"What I've seen overall is absolutely Republicans are making gains among Hispanic voters," Rasmussen told Just the News. "They're making lesser gains but [also] starting to chip away a little bit at African-American voters."
The GOP has for years made grassroots efforts to appeal to Hispanic voters, arguing their values and concerns continue to be more closely aligned with conservatives than liberals, particularly on issues like abortion and border security.
In 2022, Democrats won among black, Hispanic, Asian and Pacific Islander voters, according to exit polls conducted by major networks and Edison Research.
But compared to the 2018 midterms, Hispanic and Asian support for the GOP in last year's midterms increased 10 and 17 points respectively. Support from Black voters shifted about 6 points to the right.
Rasmussen said the shift among Hispanics this presidential election cycle has "moved a little faster than I would have expected, but, you know, these changes don't take place overnight."
He also said the Republican Party began making inroads with Hispanic voters prior to Donald Trump winning the presidency in 2016.
"It started before Trump, but Trump did reach out in a big way and that was began to accelerate the process," he said.
He said President Biden's handling of the U.S. economy and border security appear to be accelerating the movement of Hispanics voters toward Republicans.
"There are a lot of factors that go into your party identity," he said. "It's like watching a glacier move. ... Right now we're in a period of seeing the Hispanic vote move a little more aggressively in the Republican direction, a little faster than maybe many people thought possible."
Rasmussen said progressive candidates – with "woke" political agendas – appear to be one of the reasons that more Hispanic voters might turn away from the Democratic Party and vote Republican heading into 2024.
"The Hispanic vote is much more conservative culturally," he said. "The second thing is the Democratic [Party] focus on identity politics.
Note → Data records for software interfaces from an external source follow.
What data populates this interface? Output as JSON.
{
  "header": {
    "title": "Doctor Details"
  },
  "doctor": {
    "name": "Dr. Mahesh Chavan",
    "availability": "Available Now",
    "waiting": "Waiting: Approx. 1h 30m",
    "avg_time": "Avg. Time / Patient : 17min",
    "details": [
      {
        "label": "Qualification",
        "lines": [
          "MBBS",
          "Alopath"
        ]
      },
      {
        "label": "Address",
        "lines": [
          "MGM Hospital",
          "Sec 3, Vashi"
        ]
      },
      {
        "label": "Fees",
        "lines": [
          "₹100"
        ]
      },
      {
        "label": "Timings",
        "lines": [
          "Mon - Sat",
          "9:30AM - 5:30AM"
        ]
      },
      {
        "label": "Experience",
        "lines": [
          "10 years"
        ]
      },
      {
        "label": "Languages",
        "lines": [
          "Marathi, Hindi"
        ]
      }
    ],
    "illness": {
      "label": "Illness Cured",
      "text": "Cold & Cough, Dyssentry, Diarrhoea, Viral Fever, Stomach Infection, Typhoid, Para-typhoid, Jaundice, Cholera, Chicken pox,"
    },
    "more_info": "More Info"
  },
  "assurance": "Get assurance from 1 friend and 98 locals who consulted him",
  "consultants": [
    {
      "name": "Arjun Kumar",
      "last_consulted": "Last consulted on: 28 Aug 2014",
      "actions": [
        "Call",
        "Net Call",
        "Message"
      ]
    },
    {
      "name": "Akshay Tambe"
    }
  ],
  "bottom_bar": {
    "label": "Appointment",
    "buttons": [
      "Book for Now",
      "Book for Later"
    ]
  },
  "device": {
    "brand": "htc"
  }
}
There are a lot of Hispanic voters who have different views on immigration, but those who came into the country legally would like to see others do the same. So I don't think you can necessarily tie it to the Biden administration directly because it way preceded the Biden administration, which right now is getting poor marks on handling the economy."
In the last election cycle, House Republicans established the Hispanic Leadership Trust to support Latino candidates. There were 30 Hispanic GOP candidates in House races. House Speaker Kevin McCarthy has said he sought to make the GOP the most diverse to date through stronger recruitment efforts.
GOP targets for its ramped up outreach to Hispanic voters includes swing states Nevada and Arizona as well as traditionally blue states like New York.
According to a Cook Political Report analysis, a "tectonic shift in the national Latino vote, along the lines of what we saw in Florida perhaps, is still theoretically possible."
Support for Republicans among Cuban voters is at a record high, according to data from the 2020 election.
On Monday, Texas Republican Rep. Michael McCaul, House Foreign Affairs Committee chairman, Florida Republican Rep. Maria Salazar, chairwoman of the Western Hemisphere Subcommittee, and members of the committee, held a roundtable discussion with pro-Democracy Cuban activists Rosa María Payá and Orlando Gutiérrez-Boronat.